Do you want the good news or the bad news?
At my former place of employment, this question was often met with this reply: “There is no good news.” Then we’d laugh and get on with our business.
I have mostly good news to share: We are holding the press Monday night in order to get coverage of the Clemson-LSU national championship game in the Tuesday paper.
The bad news, if you can call it that, is that your Aiken Standard might not arrive as early as some of you would like. Circulation Manager David Enoch and his crew strive to have the paper delivered by 6 a.m. on weekdays, but that might not be possible given that the press will start well after midnight.
The only thing I ask of our readers is to not hold us responsible for the outcome. Throughout my career, I’ve always been amazed at folks who complain when their favorite team loses but is featured prominently in the paper. If I knew the results beforehand, as I’ve said a number of times, I wouldn’t be in the newspaper business!
A number of folks from the Aiken area, mostly Clemson fans, are heading to the big game. Check out our front-page story today on Charlie Timmerman, who is well-known in these parts for his devotion to all things Clemson.
It’s been interesting seeing the different comparisons between Clemson and LSU. The mascot for both teams is Tigers.

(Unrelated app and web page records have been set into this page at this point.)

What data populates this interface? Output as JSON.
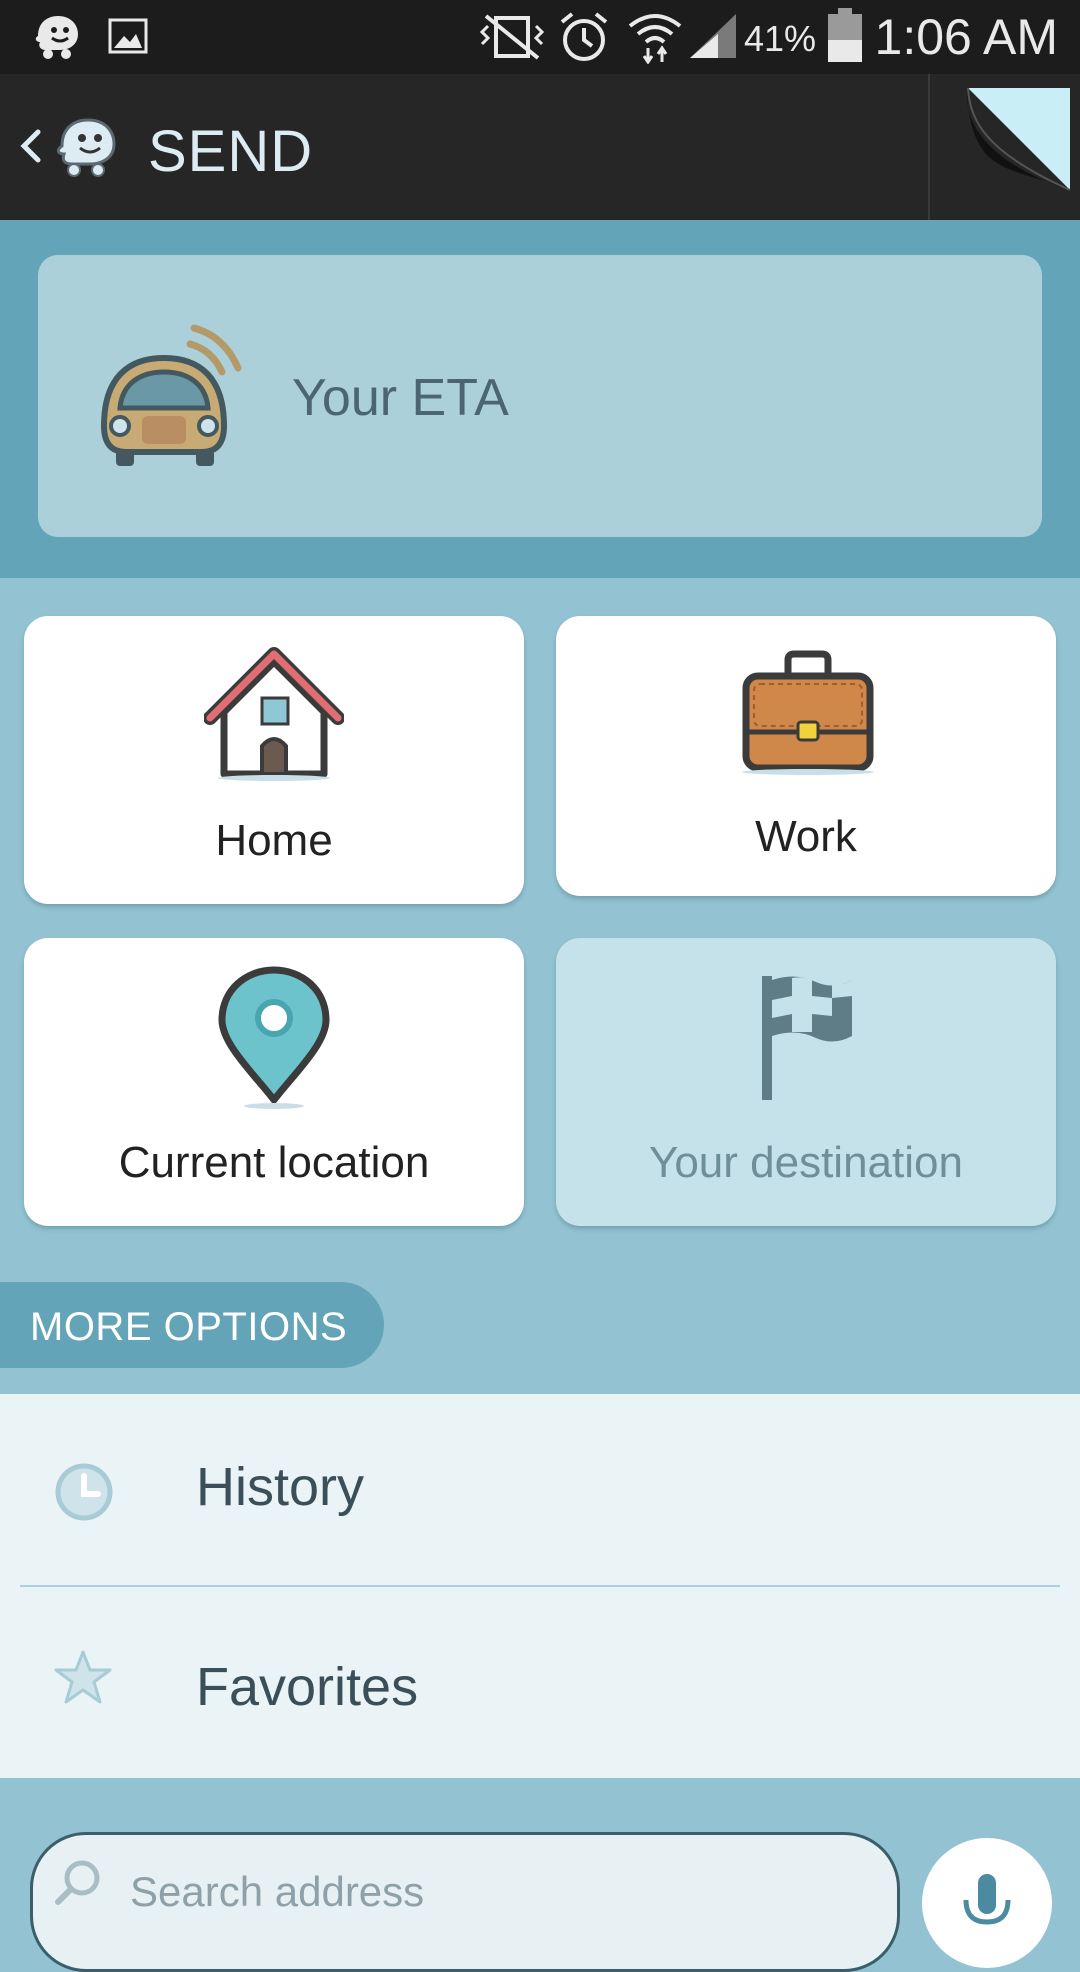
{
  "status_bar": {
    "battery": "41%",
    "time": "1:06 AM",
    "icons": [
      "waze-notification-icon",
      "image-notification-icon",
      "vibrate-icon",
      "alarm-icon",
      "wifi-icon",
      "signal-icon",
      "battery-icon"
    ]
  },
  "app_bar": {
    "title": "SEND",
    "back_icon": "back-arrow-icon",
    "logo": "waze-logo-icon"
  },
  "eta": {
    "label": "Your ETA",
    "icon": "car-icon"
  },
  "tiles": {
    "home": "Home",
    "work": "Work",
    "current_location": "Current location",
    "destination": "Your destination"
  },
  "more_options": {
    "label": "MORE OPTIONS"
  },
  "list": {
    "history": "History",
    "favorites": "Favorites"
  },
  "search": {
    "placeholder": "Search address"
  },
  "colors": {
    "accent": "#64a4b8",
    "background": "#93c3d2",
    "eta_card": "#acd0da",
    "list_bg": "#eaf3f6"
  }
}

Both play “Tiger Rag.” And both call their stadium “Death Valley.”
I give LSU the edge on the mascot because they have a live tiger. The music is a push. And, thanks to an ESPN article I read, Clemson gets the edge on “Death Valley.” Its history with the name, not to mention Howard’s Rock from the actual Death Valley, trumps LSU’s stadium nickname.

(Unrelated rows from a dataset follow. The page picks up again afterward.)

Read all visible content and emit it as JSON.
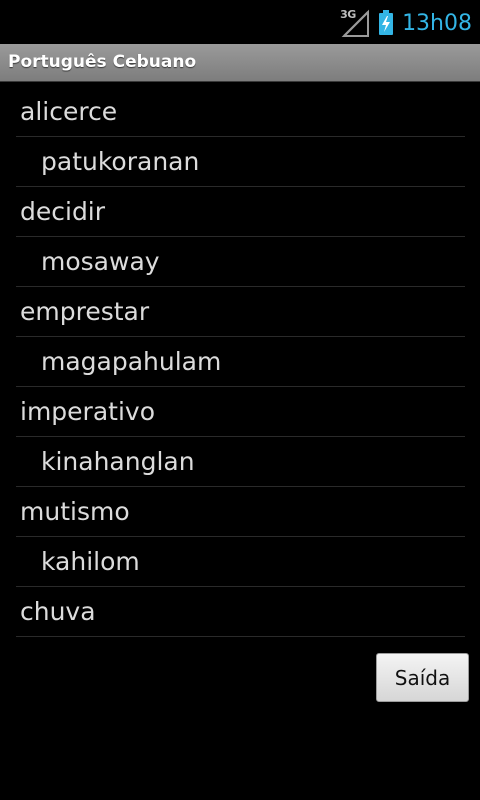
{
  "status_bar": {
    "network_type": "3G",
    "clock": "13h08",
    "signal_icon": "signal-strength-icon",
    "battery_icon": "battery-charging-icon",
    "clock_color": "#33b5e5"
  },
  "title_bar": {
    "title": "Português Cebuano"
  },
  "word_list": [
    {
      "type": "term",
      "text": "alicerce"
    },
    {
      "type": "translation",
      "text": "patukoranan"
    },
    {
      "type": "term",
      "text": "decidir"
    },
    {
      "type": "translation",
      "text": "mosaway"
    },
    {
      "type": "term",
      "text": "emprestar"
    },
    {
      "type": "translation",
      "text": "magapahulam"
    },
    {
      "type": "term",
      "text": "imperativo"
    },
    {
      "type": "translation",
      "text": "kinahanglan"
    },
    {
      "type": "term",
      "text": "mutismo"
    },
    {
      "type": "translation",
      "text": "kahilom"
    },
    {
      "type": "term",
      "text": "chuva"
    }
  ],
  "exit_button": {
    "label": "Saída"
  }
}
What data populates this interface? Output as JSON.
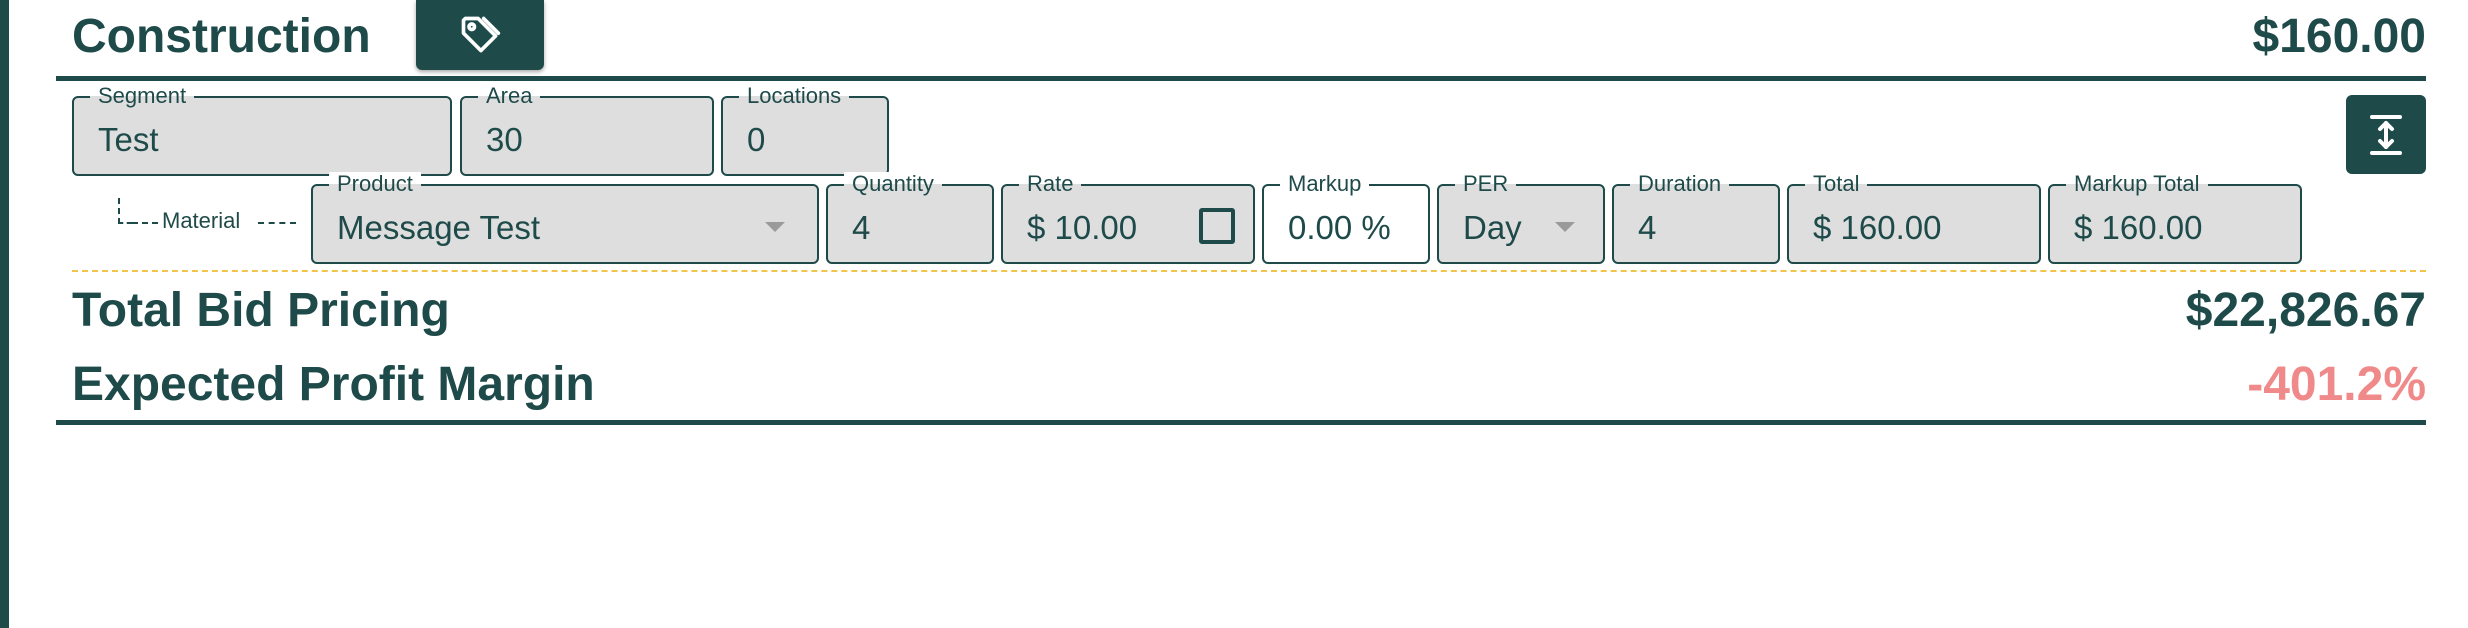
{
  "header": {
    "title": "Construction",
    "total": "$160.00",
    "tag_icon": "tag-icon"
  },
  "segment_fields": [
    {
      "label": "Segment",
      "value": "Test"
    },
    {
      "label": "Area",
      "value": "30"
    },
    {
      "label": "Locations",
      "value": "0"
    }
  ],
  "expand_icon": "expand-vertical-icon",
  "line_item": {
    "type_label": "Material",
    "product": {
      "label": "Product",
      "value": "Message Test"
    },
    "quantity": {
      "label": "Quantity",
      "value": "4"
    },
    "rate": {
      "label": "Rate",
      "value": "$ 10.00",
      "checkbox_checked": false
    },
    "markup": {
      "label": "Markup",
      "value": "0.00 %"
    },
    "per": {
      "label": "PER",
      "value": "Day"
    },
    "duration": {
      "label": "Duration",
      "value": "4"
    },
    "total": {
      "label": "Total",
      "value": "$ 160.00"
    },
    "markup_total": {
      "label": "Markup Total",
      "value": "$ 160.00"
    }
  },
  "summary": {
    "total_bid_label": "Total Bid Pricing",
    "total_bid_value": "$22,826.67",
    "profit_margin_label": "Expected Profit Margin",
    "profit_margin_value": "-401.2%"
  },
  "colors": {
    "primary": "#1f4a4a",
    "field_bg": "#dedede",
    "negative": "#f08a8a",
    "separator": "#f2c44b"
  }
}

Giving Clemson credit isn’t something that comes naturally to me. Most folks know I graduated from the University of South Carolina and that my family roots for the garnet and black. But as a professional journalist, I have to play it down the middle and give credit where it is due.

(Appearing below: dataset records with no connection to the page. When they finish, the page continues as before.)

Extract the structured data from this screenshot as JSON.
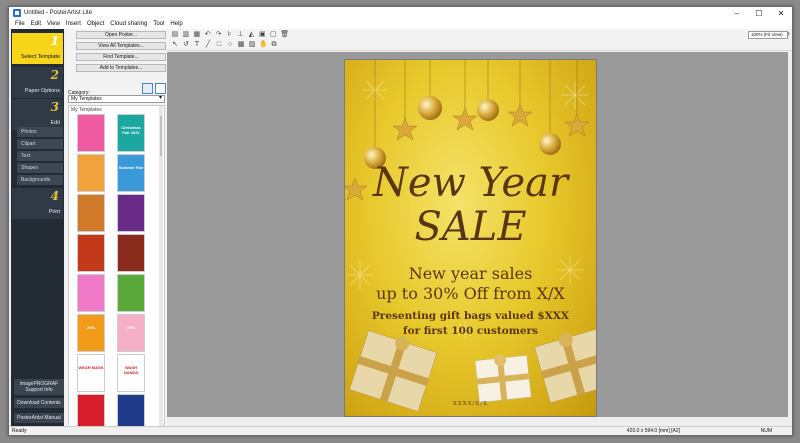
{
  "window": {
    "title": "Untitled - PosterArtist Lite",
    "buttons": [
      "–",
      "☐",
      "✕"
    ]
  },
  "menu": [
    "File",
    "Edit",
    "View",
    "Insert",
    "Object",
    "Cloud sharing",
    "Tool",
    "Help"
  ],
  "steps": [
    {
      "num": "1",
      "label": "Select Template"
    },
    {
      "num": "2",
      "label": "Paper Options"
    },
    {
      "num": "3",
      "label": "Edit"
    },
    {
      "num": "4",
      "label": "Print"
    }
  ],
  "edit_subitems": [
    "Photos",
    "Clipart",
    "Text",
    "Shapes",
    "Backgrounds"
  ],
  "bottom_links": [
    "imagePROGRAF Support Info",
    "Download Contents",
    "PosterArtist Manual"
  ],
  "template_panel": {
    "buttons": [
      "Open Poster...",
      "View All Templates...",
      "Find Template...",
      "Add to Templates..."
    ],
    "category_label": "Category:",
    "category_value": "My Templates",
    "list_header": "My Templates",
    "thumbs": [
      {
        "bg": "#ef5aa0",
        "text": ""
      },
      {
        "bg": "#1aa8a0",
        "text": "Christmas Fair 2021"
      },
      {
        "bg": "#f2a23a",
        "text": ""
      },
      {
        "bg": "#3a9ad9",
        "text": "Summer Fair"
      },
      {
        "bg": "#d07a2a",
        "text": ""
      },
      {
        "bg": "#6a2a8a",
        "text": ""
      },
      {
        "bg": "#c23a1a",
        "text": ""
      },
      {
        "bg": "#8a2a1a",
        "text": ""
      },
      {
        "bg": "#f07ac8",
        "text": ""
      },
      {
        "bg": "#5aa83a",
        "text": ""
      },
      {
        "bg": "#f29a1a",
        "text": "20%"
      },
      {
        "bg": "#f5b0c8",
        "text": "15%"
      },
      {
        "bg": "#ffffff",
        "text": "WEAR MASK"
      },
      {
        "bg": "#ffffff",
        "text": "WASH HANDS"
      },
      {
        "bg": "#d81e2a",
        "text": ""
      },
      {
        "bg": "#1e3a8a",
        "text": ""
      }
    ]
  },
  "toolbar": {
    "zoom_value": "100% (Fit View)"
  },
  "poster": {
    "line1": "New Year",
    "line2": "SALE",
    "body1": "New year sales",
    "body2": "up to 30% Off from X/X",
    "body3": "Presenting gift bags valued $XXX",
    "body4": "for first 100 customers",
    "footer": "XXXX/X/X",
    "colors": {
      "gold": "#e8c92c",
      "text": "#5b3512"
    }
  },
  "status": {
    "left": "Ready",
    "size": "420.0 x 594.0 [mm] [A2]",
    "num": "NUM"
  }
}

These last few years have reminded me of my formative years. When I was growing up, being a South Carolina fan in the shadow of Clemson and Georgia (and their national titles) wasn’t easy. There was some comfort for Gamecocks in George Rogers winning the Heisman Trophy in 1980 and the 1984 football season when the Gamecocks beat both Clemson and Georgia. (Don’t ask about Navy.)
The past decade brought a number of good things for the Gamecocks: a pair of College World Series titles for baseball, a national championship for women’s basketball, a Final Four run for the men’s basketball team and that stretch of football success that included five wins in a row against Clemson.
Now Clemson seems to be in the College Football Playoff every year, and Georgia is usually in contention for a spot. But their success doesn’t bother me the way it did 40 years ago. I keep telling myself that these things run in cycles, and the Gamecocks’ turn is coming.
When I became a sportswriter, I still rooted for the Gamecocks but hoped it wouldn’t show in my writing. As my career evolved, I learned that the only thing I should root for was a good story or subject matter to emerge. And, in more recent times, I rooted for games to get over in a timely manner so I could make my deadline.
When Clemson and LSU play tomorrow night, I’ll be rooting for a fast game, a fast turnaround for our design team and a smooth press run. With some luck, your paper will be delivered on time, just like a pass from Trevor Lawrence or Joe Burrow.
Thanks for reading.